== DATA RECORDS

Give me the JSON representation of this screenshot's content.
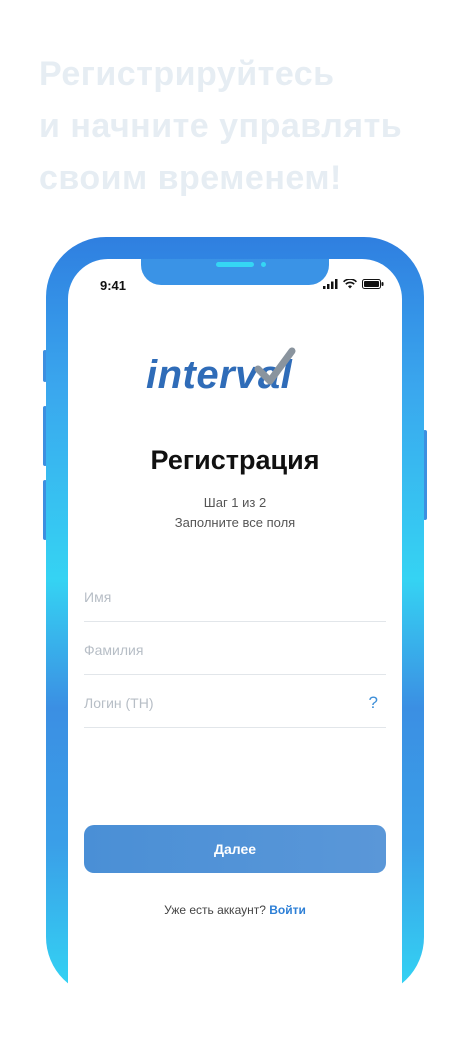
{
  "headline": {
    "lines": [
      "Регистрируйтесь",
      "и начните управлять",
      "своим временем!"
    ]
  },
  "status_bar": {
    "time": "9:41"
  },
  "app": {
    "logo_text": "interval"
  },
  "screen": {
    "title": "Регистрация",
    "step": "Шаг 1 из 2",
    "hint": "Заполните все поля",
    "fields": [
      {
        "placeholder": "Имя"
      },
      {
        "placeholder": "Фамилия"
      },
      {
        "placeholder": "Логин (ТН)",
        "help": "?"
      }
    ],
    "next_button": "Далее",
    "footer": {
      "question": "Уже есть аккаунт?",
      "login_link": "Войти"
    }
  },
  "colors": {
    "accent": "#2f6cb8",
    "button": "#4a8fd6",
    "headline": "#e6edf3"
  }
}
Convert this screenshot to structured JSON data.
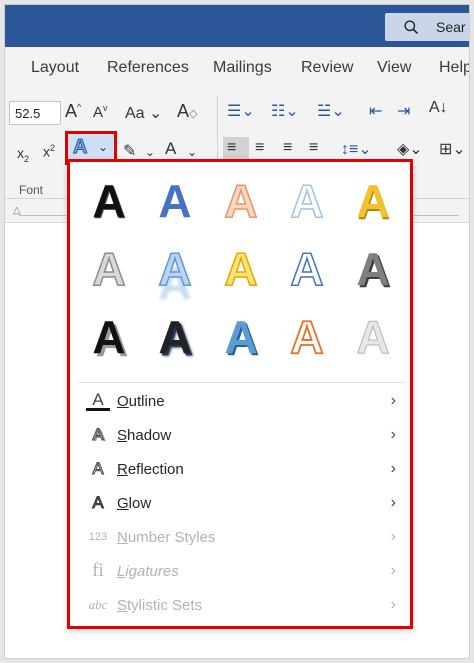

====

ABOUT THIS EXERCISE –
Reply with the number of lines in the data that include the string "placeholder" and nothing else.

REPLY TO THE EXERCISE –
3